*** RECORDS FOR THE TASK ***
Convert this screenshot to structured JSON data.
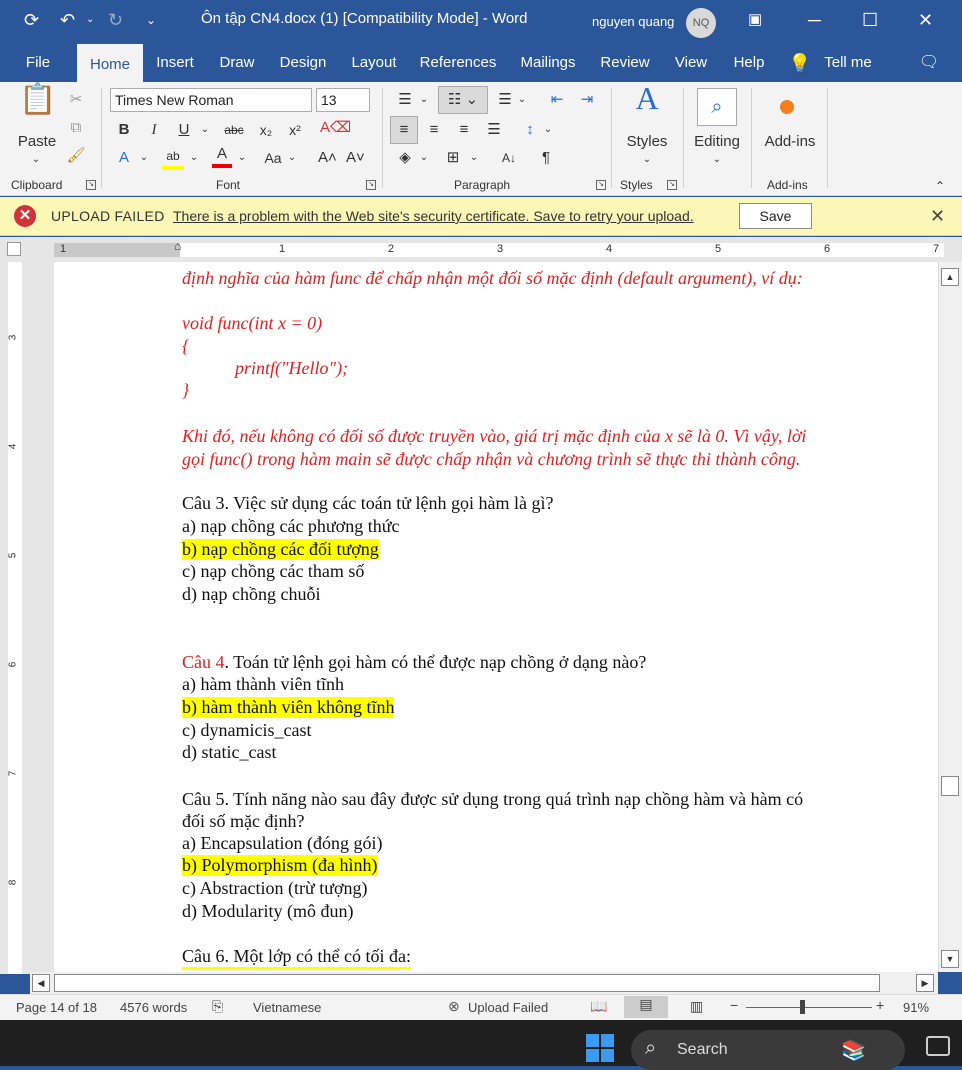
{
  "titlebar": {
    "doc_title": "Ôn tập CN4.docx (1) [Compatibility Mode]  -  Word",
    "user_name": "nguyen quang",
    "user_initials": "NQ"
  },
  "tabs": [
    "File",
    "Home",
    "Insert",
    "Draw",
    "Design",
    "Layout",
    "References",
    "Mailings",
    "Review",
    "View",
    "Help"
  ],
  "tell_me": "Tell me",
  "ribbon": {
    "paste_label": "Paste",
    "clipboard_label": "Clipboard",
    "font_name": "Times New Roman",
    "font_size": "13",
    "font_label": "Font",
    "paragraph_label": "Paragraph",
    "styles_btn": "Styles",
    "styles_label": "Styles",
    "editing_btn": "Editing",
    "addins_btn": "Add-ins",
    "addins_label": "Add-ins"
  },
  "message_bar": {
    "title": "UPLOAD FAILED",
    "text": "There is a problem with the Web site's security certificate. Save to retry your upload.",
    "save_button": "Save"
  },
  "ruler_numbers": [
    "1",
    "1",
    "2",
    "3",
    "4",
    "5",
    "6",
    "7"
  ],
  "vruler_numbers": [
    "3",
    "4",
    "5",
    "6",
    "7",
    "8"
  ],
  "document": {
    "lines": [
      {
        "text": "định nghĩa của hàm func để chấp nhận một đối số mặc định (default argument), ví dụ:",
        "style": "red"
      },
      {
        "text": "void func(int x = 0)",
        "style": "red"
      },
      {
        "text": "{",
        "style": "red"
      },
      {
        "text": "printf(\"Hello\");",
        "style": "red"
      },
      {
        "text": "}",
        "style": "red"
      },
      {
        "text": "Khi đó, nếu không có đối số được truyền vào, giá trị mặc định của x sẽ là 0. Vì vậy, lời",
        "style": "red"
      },
      {
        "text": "gọi func() trong hàm main sẽ được chấp nhận và chương trình sẽ thực thi thành công.",
        "style": "red"
      },
      {
        "text": "Câu 3.  Việc sử dụng các toán tử lệnh gọi hàm là gì?",
        "style": "normal"
      },
      {
        "text": "a) nạp chồng các phương thức",
        "style": "normal"
      },
      {
        "text": "b) nạp chồng các đối tượng",
        "style": "hl"
      },
      {
        "text": "c) nạp chồng các tham số",
        "style": "normal"
      },
      {
        "text": "d) nạp chồng chuỗi",
        "style": "normal"
      },
      {
        "text": ". Toán tử lệnh gọi hàm có thể được nạp chồng ở dạng nào?",
        "style": "normal",
        "prefix": "Câu 4"
      },
      {
        "text": "a) hàm thành viên tĩnh",
        "style": "normal"
      },
      {
        "text": "b) hàm thành viên không tĩnh",
        "style": "hl"
      },
      {
        "text": "c) dynamicis_cast",
        "style": "normal"
      },
      {
        "text": "d) static_cast",
        "style": "normal"
      },
      {
        "text": "Câu 5. Tính năng nào sau đây được sử dụng trong quá trình nạp chồng hàm và hàm có",
        "style": "normal"
      },
      {
        "text": "đối số mặc định?",
        "style": "normal"
      },
      {
        "text": "a) Encapsulation (đóng gói)",
        "style": "normal"
      },
      {
        "text": "b) Polymorphism (đa hình)",
        "style": "hl"
      },
      {
        "text": "c) Abstraction (trừ tượng)",
        "style": "normal"
      },
      {
        "text": "d) Modularity (mô đun)",
        "style": "normal"
      },
      {
        "text": "Câu 6. Một lớp có thể có tối đa:",
        "style": "normal"
      }
    ]
  },
  "status": {
    "page": "Page 14 of 18",
    "words": "4576 words",
    "language": "Vietnamese",
    "upload": "Upload Failed",
    "zoom": "91%"
  },
  "taskbar": {
    "search_text": "Search"
  },
  "colors": {
    "brand": "#2b579a",
    "answer_red": "#e02020",
    "highlight": "#ffff00",
    "error": "#d13438"
  }
}
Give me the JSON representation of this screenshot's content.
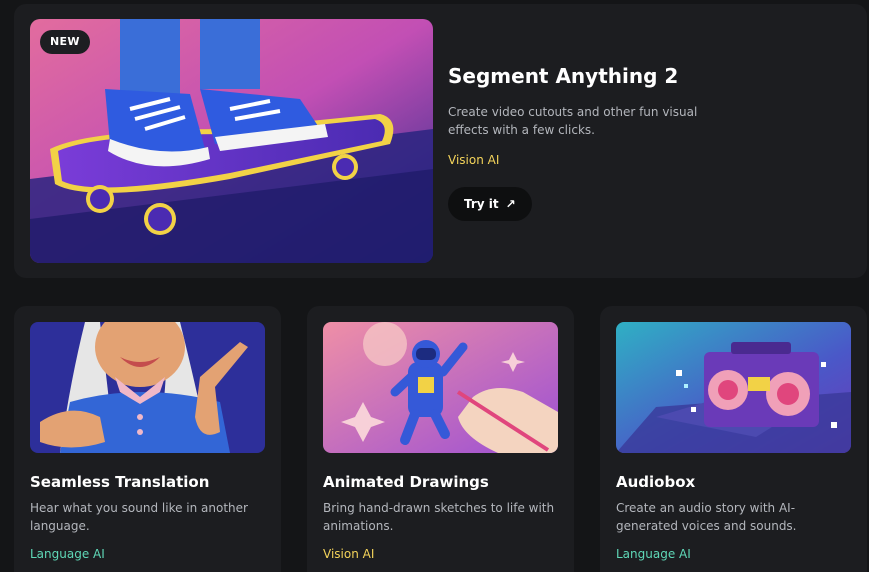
{
  "featured": {
    "badge": "NEW",
    "title": "Segment Anything 2",
    "description": "Create video cutouts and other fun visual effects with a few clicks.",
    "tag": "Vision AI",
    "cta_label": "Try it",
    "cta_icon": "arrow-up-right-icon"
  },
  "cards": [
    {
      "title": "Seamless Translation",
      "description": "Hear what you sound like in another language.",
      "tag": "Language AI",
      "tag_color": "#5fd8b7"
    },
    {
      "title": "Animated Drawings",
      "description": "Bring hand-drawn sketches to life with animations.",
      "tag": "Vision AI",
      "tag_color": "#f3d35a"
    },
    {
      "title": "Audiobox",
      "description": "Create an audio story with AI-generated voices and sounds.",
      "tag": "Language AI",
      "tag_color": "#5fd8b7"
    }
  ],
  "colors": {
    "background": "#141517",
    "card": "#1c1d20",
    "vision_tag": "#f3d35a",
    "language_tag": "#5fd8b7"
  }
}
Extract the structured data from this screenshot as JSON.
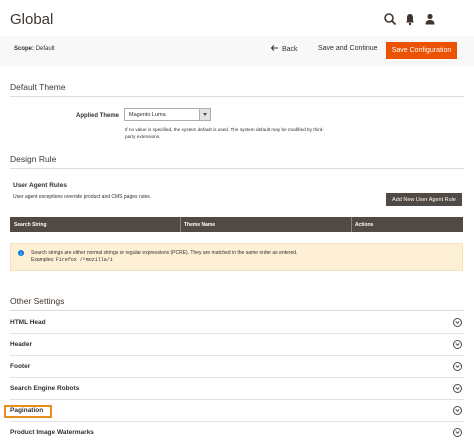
{
  "header": {
    "title": "Global",
    "icons": [
      "search-icon",
      "bell-icon",
      "user-icon"
    ]
  },
  "actions": {
    "scope_label": "Scope:",
    "scope_value": "Default",
    "back_label": "Back",
    "save_continue_label": "Save and Continue",
    "save_config_label": "Save Configuration"
  },
  "default_theme": {
    "title": "Default Theme",
    "applied_label": "Applied Theme",
    "selected": "Magento Luma",
    "note": "If no value is specified, the system default is used. The system default may be modified by third-party extensions."
  },
  "design_rule": {
    "title": "Design Rule",
    "ua_title": "User Agent Rules",
    "ua_desc": "User agent exceptions override product and CMS pages rules.",
    "add_button": "Add New User Agent Rule",
    "columns": [
      "Search String",
      "Theme Name",
      "Actions"
    ],
    "message_line1": "Search strings are either normal strings or regular expressions (PCRE). They are matched in the same order as entered.",
    "message_examples_label": "Examples:",
    "message_examples_code": "Firefox /^mozilla/i"
  },
  "other_settings": {
    "title": "Other Settings",
    "items": [
      "HTML Head",
      "Header",
      "Footer",
      "Search Engine Robots",
      "Pagination",
      "Product Image Watermarks"
    ]
  },
  "colors": {
    "accent": "#eb5202",
    "dark": "#514943",
    "highlight": "#eb8c1e",
    "message_bg": "#fdf0d5"
  }
}
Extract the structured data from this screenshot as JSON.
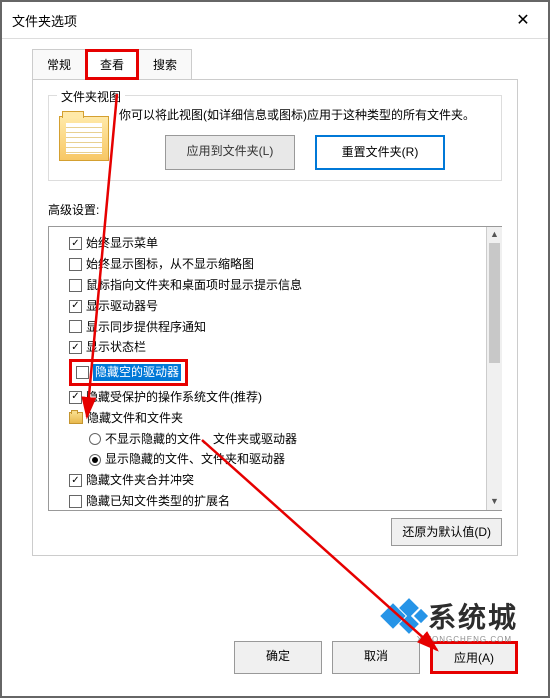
{
  "titlebar": {
    "title": "文件夹选项"
  },
  "tabs": {
    "t0": "常规",
    "t1": "查看",
    "t2": "搜索"
  },
  "folderview": {
    "legend": "文件夹视图",
    "desc": "你可以将此视图(如详细信息或图标)应用于这种类型的所有文件夹。",
    "apply_btn": "应用到文件夹(L)",
    "reset_btn": "重置文件夹(R)"
  },
  "advanced": {
    "label": "高级设置:",
    "items": [
      {
        "type": "check",
        "checked": true,
        "label": "始终显示菜单"
      },
      {
        "type": "check",
        "checked": false,
        "label": "始终显示图标，从不显示缩略图"
      },
      {
        "type": "check",
        "checked": false,
        "label": "鼠标指向文件夹和桌面项时显示提示信息"
      },
      {
        "type": "check",
        "checked": true,
        "label": "显示驱动器号"
      },
      {
        "type": "check",
        "checked": false,
        "label": "显示同步提供程序通知"
      },
      {
        "type": "check",
        "checked": true,
        "label": "显示状态栏"
      },
      {
        "type": "check",
        "checked": false,
        "label": "隐藏空的驱动器",
        "highlight": true
      },
      {
        "type": "check",
        "checked": true,
        "label": "隐藏受保护的操作系统文件(推荐)"
      },
      {
        "type": "folder",
        "label": "隐藏文件和文件夹"
      },
      {
        "type": "radio",
        "checked": false,
        "label": "不显示隐藏的文件、文件夹或驱动器",
        "indent": 1
      },
      {
        "type": "radio",
        "checked": true,
        "label": "显示隐藏的文件、文件夹和驱动器",
        "indent": 1
      },
      {
        "type": "check",
        "checked": true,
        "label": "隐藏文件夹合并冲突"
      },
      {
        "type": "check",
        "checked": false,
        "label": "隐藏已知文件类型的扩展名"
      }
    ],
    "restore_btn": "还原为默认值(D)"
  },
  "buttons": {
    "ok": "确定",
    "cancel": "取消",
    "apply": "应用(A)"
  },
  "watermark": {
    "text": "系统城",
    "sub": "XITONGCHENG.COM"
  }
}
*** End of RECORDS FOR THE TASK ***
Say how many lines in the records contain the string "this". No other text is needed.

4